Glossary of Terms

Sales Tax
A direct tax on the purchase of goods and services, typically calculated as a percentage of the purchase price and collected by the seller at the time of the sale. There are both state and local sales taxes in Utah, and Utah imposes a lower rate on food and residential fuel than it does other goods and services. The sales tax is often referred to as a “consumption tax.” Most sales tax revenue is deposited into the general fund.

Use Tax
A companion tax to the sales tax, the use tax is paid by the purchaser when the seller does not collect a sales tax. The use tax is self-reported on annual income tax returns. Most use tax revenue is deposited into the general fund.

Income Tax
A tax imposed on both earned (salaries, wages, tips, commissions) and unearned (interest, dividends) income. Income taxes may be imposed on both individuals and businesses. ​The Utah Constitution requires all income tax to be spent on public and higher education. Income tax revenue is deposited into the education fund.

Property Tax
A tax on the value of privately-owned property, including real estate (land and buildings) and tangible personal property (most other property other than real estate). In Utah, only local governments impose a property tax.

Excise Tax
A tax on the sale or use of specific products or transactions. Examples include Utah’s motor fuel tax (gas and diesel tax) charged per gallon and cigarette tax charged per cigarette.

Severance Tax
A tax imposed on the extraction of natural resources within the state. Utah imposes a severance tax on oil, natural gas, metals and minerals.

Business Input
A business input is a good or service used in the production of another good or provision of another service. Some examples of business inputs include raw materials, finished goods that become a component part of another good, packaging materials, manufacturing labor, administrative labor and professional services such as legal and financial advice.

Tax Pyramiding
Tax pyramiding refers to a situation where business inputs are subject to sales tax, and the price of the final product or service is then raised to account for the higher cost of the inputs. If this final product is subject to sales tax and sold to another business to be used as a business input, the process continues and the taxes compound or pyramid.

Services are one of the two basic products in an economy, the other being goods. While goods are tangible products that can be held, services refer to actions performed by a seller or amenities or benefits provided by a seller, where no tangible object is exchanged. Some transactions involve both goods and services.

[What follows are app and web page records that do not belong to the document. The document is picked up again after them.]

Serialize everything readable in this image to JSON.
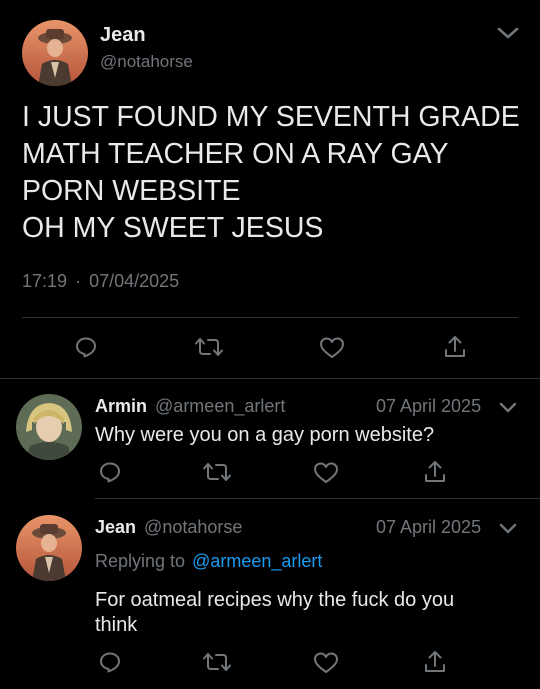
{
  "main_tweet": {
    "author_name": "Jean",
    "author_handle": "@notahorse",
    "text_lines": [
      "I JUST FOUND MY SEVENTH GRADE",
      "MATH TEACHER ON A RAY GAY",
      "PORN WEBSITE",
      "OH MY SWEET JESUS"
    ],
    "time": "17:19",
    "separator": "·",
    "date": "07/04/2025"
  },
  "replies": [
    {
      "author_name": "Armin",
      "author_handle": "@armeen_arlert",
      "date": "07 April 2025",
      "text": "Why were you on a gay porn website?"
    },
    {
      "author_name": "Jean",
      "author_handle": "@notahorse",
      "date": "07 April 2025",
      "replying_prefix": "Replying to",
      "replying_handle": "@armeen_arlert",
      "text_lines": [
        "For oatmeal recipes why the fuck do you",
        "think"
      ]
    }
  ],
  "icons": {
    "reply": "reply-icon",
    "retweet": "retweet-icon",
    "like": "heart-icon",
    "share": "share-icon",
    "more": "chevron-down-icon"
  },
  "colors": {
    "background": "#000000",
    "text": "#e7e9ea",
    "muted": "#71767b",
    "link": "#1d9bf0",
    "divider": "#2f3336"
  }
}
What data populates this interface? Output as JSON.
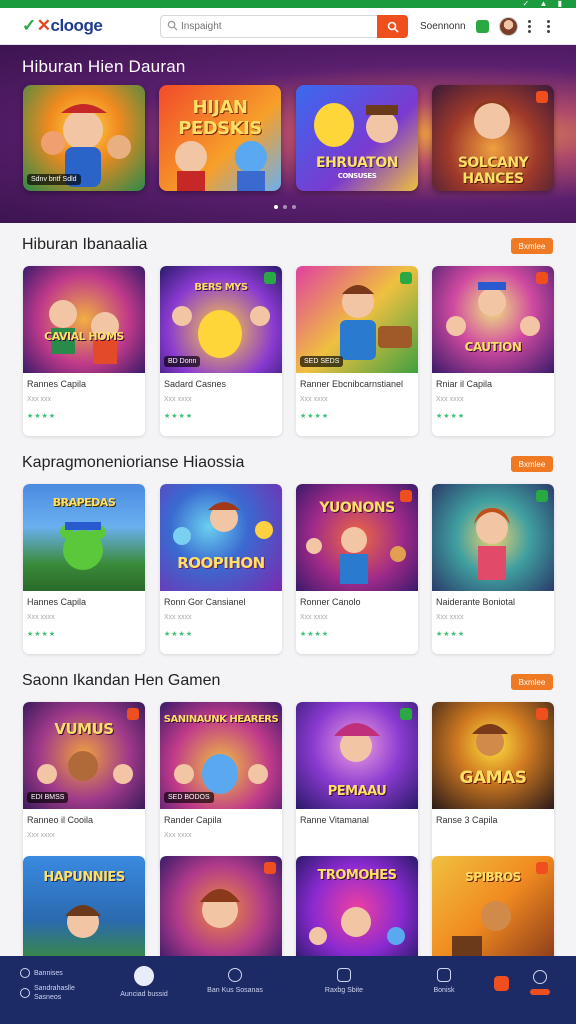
{
  "status_bar": {
    "icons": "✓ ▲ ▮"
  },
  "header": {
    "logo": "clooge",
    "search_placeholder": "Inspaight",
    "right_text": "Soennonn"
  },
  "banner": {
    "title": "Hiburan Hien Dauran",
    "slides": [
      {
        "title": "",
        "tag": "Sdnv bntf Sdld"
      },
      {
        "title": "HIJAN PEDSKIS",
        "tag": ""
      },
      {
        "title": "EHRUATON",
        "subtitle": "CONSUSES",
        "tag": ""
      },
      {
        "title": "SOLCANY HANCES",
        "tag": ""
      }
    ]
  },
  "sections": [
    {
      "title": "Hiburan Ibanaalia",
      "view_label": "Bxmlee",
      "cards": [
        {
          "title": "Rannes Capila",
          "sub": "Xxx xxx",
          "stars": "★★★★",
          "art": "CAVIAL HOMS",
          "tag": ""
        },
        {
          "title": "Sadard Casnes",
          "sub": "Xxx xxxx",
          "stars": "★★★★",
          "art": "BERS MYS",
          "tag": "BD Donn"
        },
        {
          "title": "Ranner Ebcnibcarnstianel",
          "sub": "Xxx xxxx",
          "stars": "★★★★",
          "art": "",
          "tag": "SED SEDS"
        },
        {
          "title": "Rniar il Capila",
          "sub": "Xxx xxxx",
          "stars": "★★★★",
          "art": "CAUTION",
          "tag": ""
        }
      ]
    },
    {
      "title": "Kapragmoneniorianse Hiaossia",
      "view_label": "Bxmlee",
      "cards": [
        {
          "title": "Hannes Capila",
          "sub": "Xxx xxxx",
          "stars": "★★★★",
          "art": "BRAPEDAS",
          "tag": ""
        },
        {
          "title": "Ronn Gor Cansianel",
          "sub": "Xxx xxxx",
          "stars": "★★★★",
          "art": "ROOPIHON",
          "tag": ""
        },
        {
          "title": "Ronner Canolo",
          "sub": "Xxx xxxx",
          "stars": "★★★★",
          "art": "YUONONS",
          "tag": ""
        },
        {
          "title": "Naiderante Boniotal",
          "sub": "Xxx xxxx",
          "stars": "★★★★",
          "art": "",
          "tag": ""
        }
      ]
    },
    {
      "title": "Saonn Ikandan Hen Gamen",
      "view_label": "Bxmlee",
      "cards": [
        {
          "title": "Ranneo il Cooila",
          "sub": "Xxx xxxx",
          "stars": "",
          "art": "VUMUS",
          "tag": "EDI BMSS"
        },
        {
          "title": "Rander Capila",
          "sub": "Xxx xxxx",
          "stars": "",
          "art": "SANINAUNK HEARERS",
          "tag": "SED BODOS"
        },
        {
          "title": "Ranne Vitamanal",
          "sub": "",
          "stars": "",
          "art": "PEMAAU",
          "tag": ""
        },
        {
          "title": "Ranse 3 Capila",
          "sub": "",
          "stars": "",
          "art": "GAMAS",
          "tag": ""
        }
      ]
    },
    {
      "title": "",
      "cards": [
        {
          "art": "HAPUNNIES"
        },
        {
          "art": ""
        },
        {
          "art": "TROMOHES"
        },
        {
          "art": "SPIBROS"
        }
      ]
    }
  ],
  "bottom_nav": [
    {
      "label": "Bannises",
      "sub": "Sandrahaslle Sasneos"
    },
    {
      "label": "Aunciad bussid"
    },
    {
      "label": "Ban Kus Sosanas"
    },
    {
      "label": "Raxbg Sbite"
    },
    {
      "label": "Bonisk"
    },
    {
      "label": ""
    },
    {
      "label": ""
    }
  ],
  "colors": {
    "accent": "#ef4e1f",
    "brand_green": "#2aa843",
    "nav_bg": "#1c2a66",
    "banner": "#5a1f6e"
  }
}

Likewise, the development of goods and services provided electronically, such as software, streaming media and eBooks, has made it more difficult to draw hard lines between goods and services.

Most services are currently excluded from sales tax in Utah. Examples of services that are subject to sales and use tax are repair and cleaning of goods other than homes or other buildings (e.g. car repair and dry cleaning), admissions to events and recreation facilities (e.g. concert tickets and ski passes), car rentals, hotel stays and others.

Education Fund (EF)
A financial account into which all income tax revenue is deposited. The education fund is the main funding source for public and higher education. The Utah Constitution requires all income tax to be spent on public and higher education.

General Fund (GF)
A financial account into which most sales and use tax revenue, and other taxes and fees, are deposited. The general fund is the main funding source for general state government services other than public and higher education.

Transportation Fund
A financial account into which gas tax revenue and motor vehicle registration fees are deposited. The Utah Constitution requires this revenue to be spent on road and highway related expenses.

Earmarking is the budget practice that allocates tax or other revenue to a specific program or purpose.

Tax Base
The tax base is the value of all the items or activities subject to a tax.

Tax Rate
The tax rate is the proportion of the tax base that must be paid in taxes.

Tax Liability
The amount owed by a taxpayer, calculated as tax base multiplied by the tax rate minus tax credits.

Tax Credit
A reduction in the amount of tax owed by a taxpayer.

Tax Exemption
A reduction in the tax base upon which tax liability is calculated.

Gross Domestic Product
The total value of goods produced and services provided in a country, or state, during a period of time.

Higher Education
Utah’s state system of higher education consists of public post-high school educational institutions, including public universities and technical colleges.

Public Education
Utah’s public education system consists primarily of public schools that provide kindergarten through grade 12 instruction.